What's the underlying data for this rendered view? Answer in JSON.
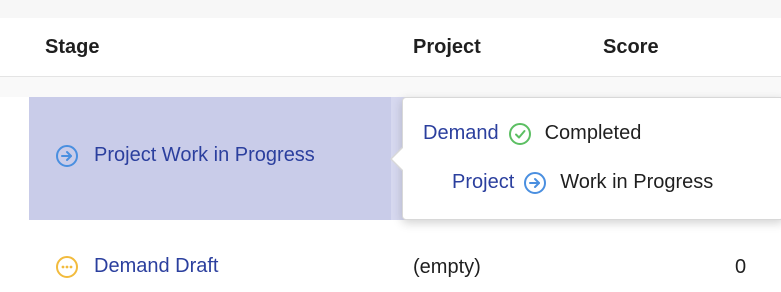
{
  "table": {
    "columns": {
      "stage": "Stage",
      "project": "Project",
      "score": "Score"
    },
    "rows": [
      {
        "stage_icon": "arrow-right-circle-icon",
        "stage_label": "Project Work in Progress",
        "project": "",
        "score": ""
      },
      {
        "stage_icon": "ellipsis-circle-icon",
        "stage_label": "Demand Draft",
        "project": "(empty)",
        "score": "0"
      }
    ]
  },
  "popover": {
    "lines": [
      {
        "kind": "Demand",
        "icon": "check-circle-icon",
        "status": "Completed"
      },
      {
        "kind": "Project",
        "icon": "arrow-right-circle-icon",
        "status": "Work in Progress"
      }
    ]
  },
  "colors": {
    "link": "#2b3f9e",
    "progress_blue": "#4a8fe0",
    "completed_green": "#5cbf63",
    "draft_yellow": "#f2bb3d",
    "row_highlight": "#c9cce9"
  }
}
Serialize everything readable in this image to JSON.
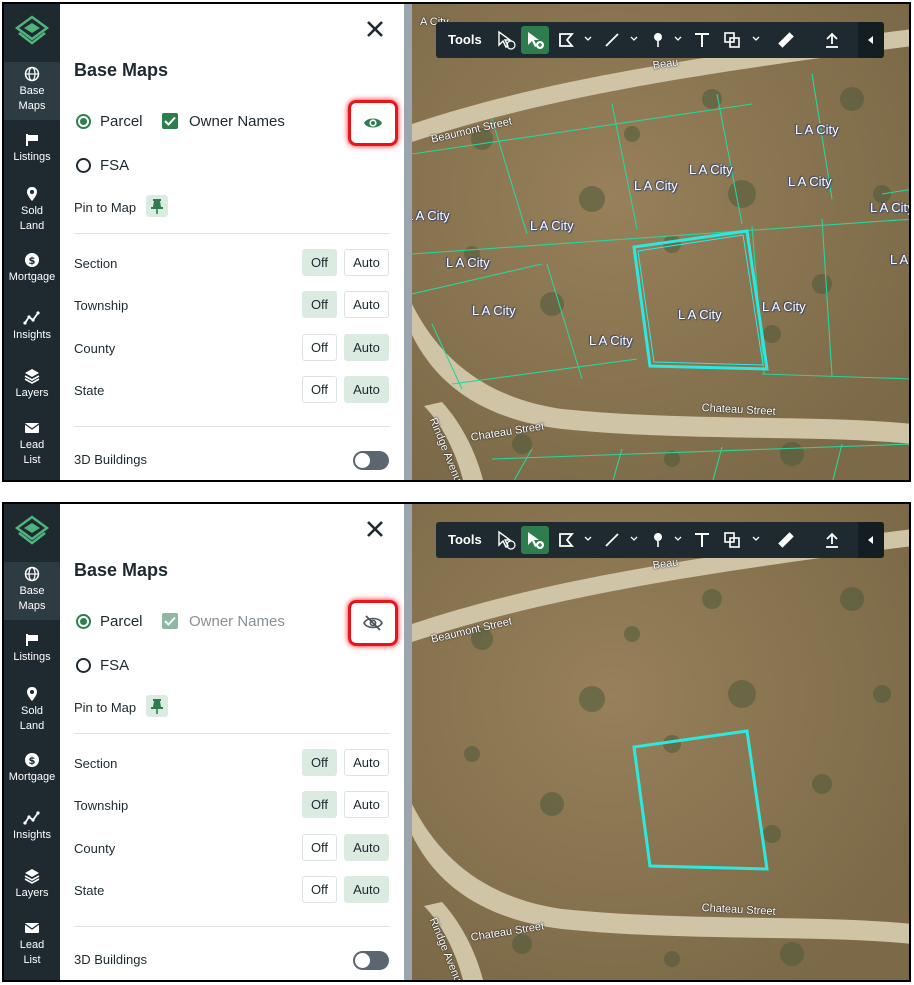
{
  "nav": {
    "items": [
      {
        "icon": "globe-icon",
        "label1": "Base",
        "label2": "Maps"
      },
      {
        "icon": "flag-icon",
        "label1": "Listings",
        "label2": ""
      },
      {
        "icon": "map-pin-icon",
        "label1": "Sold",
        "label2": "Land"
      },
      {
        "icon": "dollar-icon",
        "label1": "Mortgage",
        "label2": ""
      },
      {
        "icon": "insights-icon",
        "label1": "Insights",
        "label2": ""
      },
      {
        "icon": "layers-icon",
        "label1": "Layers",
        "label2": ""
      },
      {
        "icon": "envelope-icon",
        "label1": "Lead",
        "label2": "List"
      }
    ]
  },
  "panel": {
    "title": "Base Maps",
    "parcel_label": "Parcel",
    "owner_names_label": "Owner Names",
    "fsa_label": "FSA",
    "pin_to_map_label": "Pin to Map",
    "rows": [
      {
        "label": "Section",
        "off": "Off",
        "auto": "Auto",
        "selected": "off"
      },
      {
        "label": "Township",
        "off": "Off",
        "auto": "Auto",
        "selected": "off"
      },
      {
        "label": "County",
        "off": "Off",
        "auto": "Auto",
        "selected": "auto"
      },
      {
        "label": "State",
        "off": "Off",
        "auto": "Auto",
        "selected": "auto"
      }
    ],
    "buildings_label": "3D Buildings",
    "buildings_enabled": false
  },
  "toolbar": {
    "label": "Tools"
  },
  "map": {
    "streets": {
      "beaumont": "Beaumont Street",
      "chateau_left": "Chateau Street",
      "chateau_right": "Chateau Street",
      "rindge": "Rindge Avenue",
      "top_partial": "Beau",
      "top_left_partial": "A City"
    },
    "parcel_label_text": "L A City",
    "highlight_color": "#2ee8e0",
    "parcel_line_color": "#2bd49a"
  },
  "states": [
    {
      "name": "owner-names-visible",
      "owner_names_visible": true,
      "eye_icon": "eye-icon"
    },
    {
      "name": "owner-names-hidden",
      "owner_names_visible": false,
      "eye_icon": "eye-off-icon"
    }
  ],
  "colors": {
    "brand_green": "#2e7d4f",
    "nav_bg": "#1e2a30",
    "alert_red": "#e8141a",
    "selected_bg": "#dcebe1"
  }
}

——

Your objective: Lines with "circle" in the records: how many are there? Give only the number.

Answer for the task: 4